(Dataset entries)
Content starts

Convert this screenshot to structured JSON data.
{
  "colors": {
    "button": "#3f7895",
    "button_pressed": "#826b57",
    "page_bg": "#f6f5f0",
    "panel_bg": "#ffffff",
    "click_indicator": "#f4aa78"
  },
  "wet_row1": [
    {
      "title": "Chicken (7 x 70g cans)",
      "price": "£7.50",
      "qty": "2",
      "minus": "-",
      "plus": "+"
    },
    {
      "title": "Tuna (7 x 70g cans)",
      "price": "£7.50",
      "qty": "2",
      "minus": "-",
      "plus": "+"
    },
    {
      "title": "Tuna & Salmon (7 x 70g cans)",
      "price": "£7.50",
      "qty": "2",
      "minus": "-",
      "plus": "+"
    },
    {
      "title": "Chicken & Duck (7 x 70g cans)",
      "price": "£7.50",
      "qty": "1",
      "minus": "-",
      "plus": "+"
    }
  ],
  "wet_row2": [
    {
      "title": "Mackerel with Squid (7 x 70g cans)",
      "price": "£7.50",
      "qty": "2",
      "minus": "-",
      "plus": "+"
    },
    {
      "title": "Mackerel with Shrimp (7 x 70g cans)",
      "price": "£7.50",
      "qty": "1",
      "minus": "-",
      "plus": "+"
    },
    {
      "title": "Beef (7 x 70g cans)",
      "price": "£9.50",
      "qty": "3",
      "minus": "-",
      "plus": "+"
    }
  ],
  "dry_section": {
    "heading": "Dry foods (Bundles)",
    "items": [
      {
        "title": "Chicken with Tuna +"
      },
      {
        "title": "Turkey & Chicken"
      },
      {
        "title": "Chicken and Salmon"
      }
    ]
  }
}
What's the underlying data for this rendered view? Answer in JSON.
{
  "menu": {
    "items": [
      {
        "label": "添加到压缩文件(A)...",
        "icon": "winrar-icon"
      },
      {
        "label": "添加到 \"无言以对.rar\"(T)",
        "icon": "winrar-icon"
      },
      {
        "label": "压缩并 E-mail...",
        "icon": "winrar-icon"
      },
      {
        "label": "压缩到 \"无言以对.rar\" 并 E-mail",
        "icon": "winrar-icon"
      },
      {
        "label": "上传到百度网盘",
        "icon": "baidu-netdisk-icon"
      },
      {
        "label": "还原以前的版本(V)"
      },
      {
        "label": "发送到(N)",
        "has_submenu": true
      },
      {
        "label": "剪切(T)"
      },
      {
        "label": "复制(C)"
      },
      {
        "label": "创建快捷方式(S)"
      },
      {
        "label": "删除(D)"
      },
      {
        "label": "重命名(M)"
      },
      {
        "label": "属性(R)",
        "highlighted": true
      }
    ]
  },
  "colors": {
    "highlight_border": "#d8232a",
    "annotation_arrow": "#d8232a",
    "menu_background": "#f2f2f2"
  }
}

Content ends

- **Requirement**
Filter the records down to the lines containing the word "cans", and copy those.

- **Response box**
      "title": "Chicken (7 x 70g cans)",
      "title": "Tuna (7 x 70g cans)",
      "title": "Tuna & Salmon (7 x 70g cans)",
      "title": "Chicken & Duck (7 x 70g cans)",
      "title": "Mackerel with Squid (7 x 70g cans)",
      "title": "Mackerel with Shrimp (7 x 70g cans)",
      "title": "Beef (7 x 70g cans)",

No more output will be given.